» WORK INSTRUCTION:
Starting with the line that has "Enumerate this screenshot's" in the records below and stopping after the line that has "Give me the", output every line exactly and nothing else; skip pictures.

» DATASET EXCERPTS:
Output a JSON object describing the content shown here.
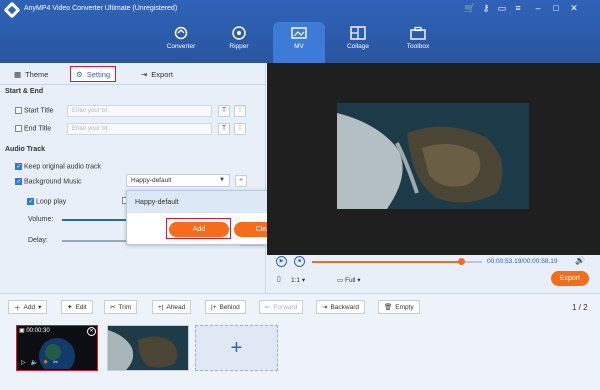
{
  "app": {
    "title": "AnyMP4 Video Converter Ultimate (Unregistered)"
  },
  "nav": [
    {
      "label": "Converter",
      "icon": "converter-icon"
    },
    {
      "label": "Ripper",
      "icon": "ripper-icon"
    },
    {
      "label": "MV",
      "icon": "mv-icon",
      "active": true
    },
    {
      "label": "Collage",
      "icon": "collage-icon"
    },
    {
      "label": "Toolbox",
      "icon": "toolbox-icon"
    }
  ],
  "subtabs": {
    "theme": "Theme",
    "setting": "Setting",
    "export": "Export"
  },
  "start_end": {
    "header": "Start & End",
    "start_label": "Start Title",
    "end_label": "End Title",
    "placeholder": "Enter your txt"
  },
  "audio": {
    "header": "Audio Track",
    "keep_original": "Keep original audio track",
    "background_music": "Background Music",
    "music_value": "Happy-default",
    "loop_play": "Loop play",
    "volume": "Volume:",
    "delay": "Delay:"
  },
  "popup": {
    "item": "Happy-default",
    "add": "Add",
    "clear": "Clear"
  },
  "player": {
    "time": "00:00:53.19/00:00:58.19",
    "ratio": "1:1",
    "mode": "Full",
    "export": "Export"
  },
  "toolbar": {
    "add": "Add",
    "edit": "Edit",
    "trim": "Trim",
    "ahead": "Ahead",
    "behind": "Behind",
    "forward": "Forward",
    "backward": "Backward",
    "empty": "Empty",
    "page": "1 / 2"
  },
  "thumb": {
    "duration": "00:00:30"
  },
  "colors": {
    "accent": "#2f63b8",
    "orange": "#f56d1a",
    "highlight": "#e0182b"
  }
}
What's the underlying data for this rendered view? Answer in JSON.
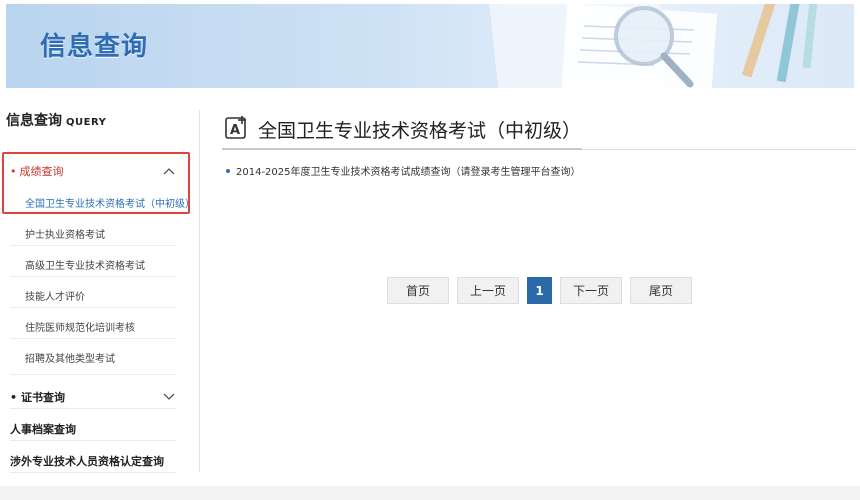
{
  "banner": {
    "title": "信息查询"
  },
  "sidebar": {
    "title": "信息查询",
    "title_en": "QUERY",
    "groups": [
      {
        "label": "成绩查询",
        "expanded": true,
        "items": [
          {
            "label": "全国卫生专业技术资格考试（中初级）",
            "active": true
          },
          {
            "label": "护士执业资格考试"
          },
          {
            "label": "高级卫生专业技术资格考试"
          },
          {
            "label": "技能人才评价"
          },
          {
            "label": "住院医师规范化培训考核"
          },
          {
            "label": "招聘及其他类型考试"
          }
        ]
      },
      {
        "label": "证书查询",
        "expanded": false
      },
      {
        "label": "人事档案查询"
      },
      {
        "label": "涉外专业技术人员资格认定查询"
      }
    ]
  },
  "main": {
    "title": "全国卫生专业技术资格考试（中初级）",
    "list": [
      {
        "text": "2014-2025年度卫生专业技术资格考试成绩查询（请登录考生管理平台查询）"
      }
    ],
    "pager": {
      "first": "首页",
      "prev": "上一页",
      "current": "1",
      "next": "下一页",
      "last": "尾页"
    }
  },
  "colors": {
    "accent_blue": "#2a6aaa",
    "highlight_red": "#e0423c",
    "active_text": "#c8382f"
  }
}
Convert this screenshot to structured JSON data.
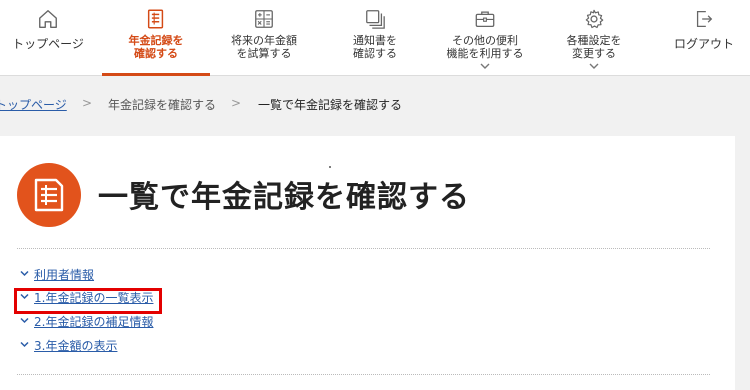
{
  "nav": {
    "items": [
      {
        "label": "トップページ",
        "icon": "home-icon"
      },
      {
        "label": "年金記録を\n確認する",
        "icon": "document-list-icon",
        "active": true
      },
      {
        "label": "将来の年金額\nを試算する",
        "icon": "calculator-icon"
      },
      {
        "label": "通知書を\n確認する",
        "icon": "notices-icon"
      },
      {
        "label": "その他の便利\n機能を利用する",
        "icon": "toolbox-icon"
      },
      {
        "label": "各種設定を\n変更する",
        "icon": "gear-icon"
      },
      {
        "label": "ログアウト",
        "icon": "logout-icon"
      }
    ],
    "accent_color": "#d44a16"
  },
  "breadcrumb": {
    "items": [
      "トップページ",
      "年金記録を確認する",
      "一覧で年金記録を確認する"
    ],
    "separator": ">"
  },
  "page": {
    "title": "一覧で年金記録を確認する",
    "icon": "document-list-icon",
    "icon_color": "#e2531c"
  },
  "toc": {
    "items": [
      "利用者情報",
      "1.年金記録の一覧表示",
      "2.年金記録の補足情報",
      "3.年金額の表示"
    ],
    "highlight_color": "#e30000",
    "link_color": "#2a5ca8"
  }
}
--
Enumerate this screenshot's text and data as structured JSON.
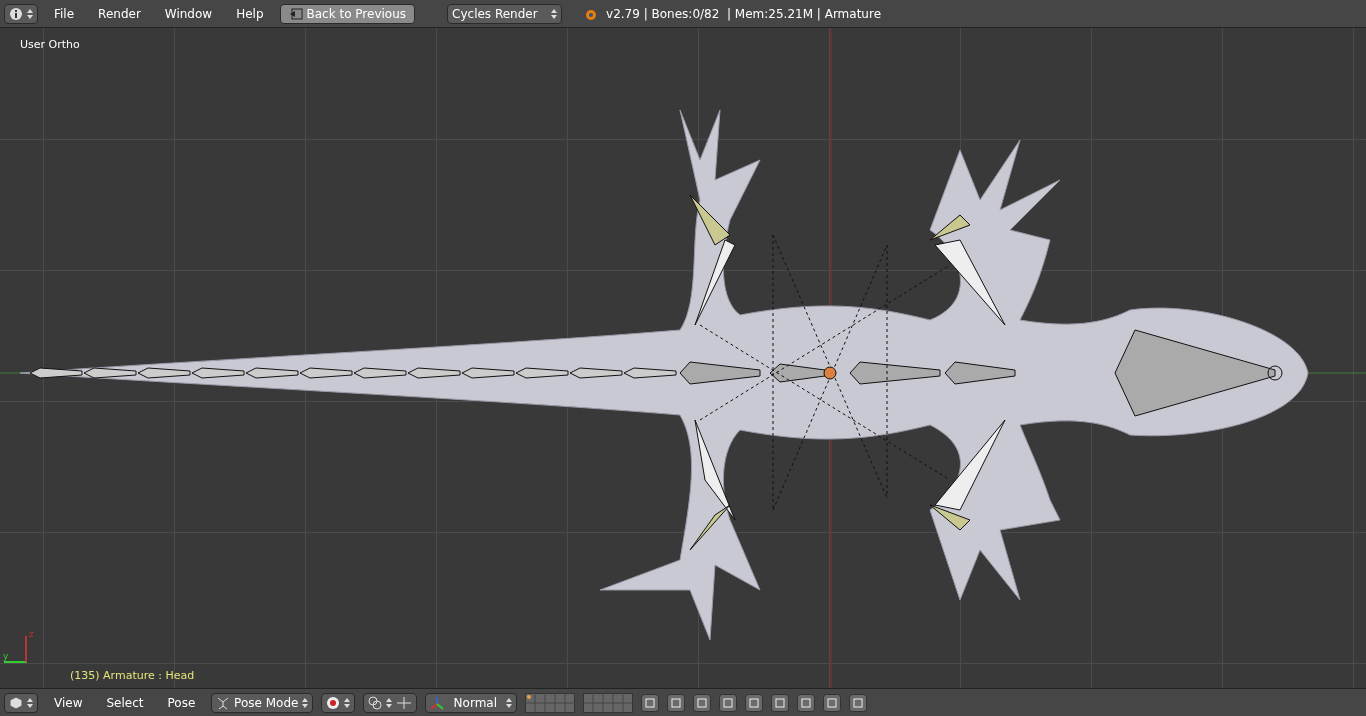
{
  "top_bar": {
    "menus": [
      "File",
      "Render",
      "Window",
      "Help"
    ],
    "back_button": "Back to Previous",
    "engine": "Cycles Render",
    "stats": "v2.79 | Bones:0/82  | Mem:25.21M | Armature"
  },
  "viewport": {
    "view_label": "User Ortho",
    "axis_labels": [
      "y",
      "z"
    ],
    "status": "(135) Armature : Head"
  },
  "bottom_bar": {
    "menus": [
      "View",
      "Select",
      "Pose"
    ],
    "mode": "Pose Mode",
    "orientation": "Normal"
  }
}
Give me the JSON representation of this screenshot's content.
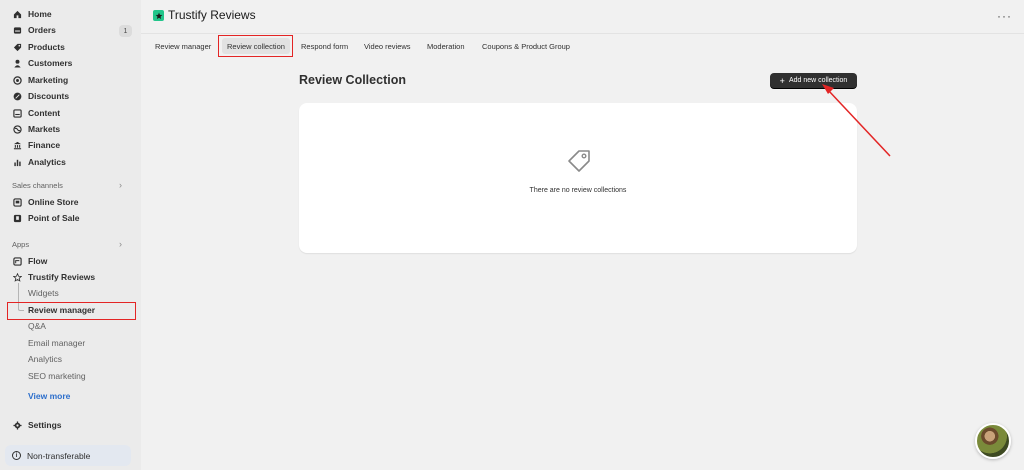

» RESULT:
Enumerate this screenshot's text and data as structured JSON.
{
  "top_bar": {
    "menus": [
      "File",
      "Render",
      "Window",
      "Help"
    ],
    "back_button": "Back to Previous",
    "engine": "Cycles Render",
    "stats": "v2.79 | Bones:0/82  | Mem:25.21M | Armature"
  },
  "viewport": {
    "view_label": "User Ortho",
    "axis_labels": [
      "y",
      "z"
    ],
    "status": "(135) Armature : Head"
  },
  "bottom_bar": {
    "menus": [
      "View",
      "Select",
      "Pose"
    ],
    "mode": "Pose Mode",
    "orientation": "Normal"
  }
}
Give me the JSON representation of this screenshot's content.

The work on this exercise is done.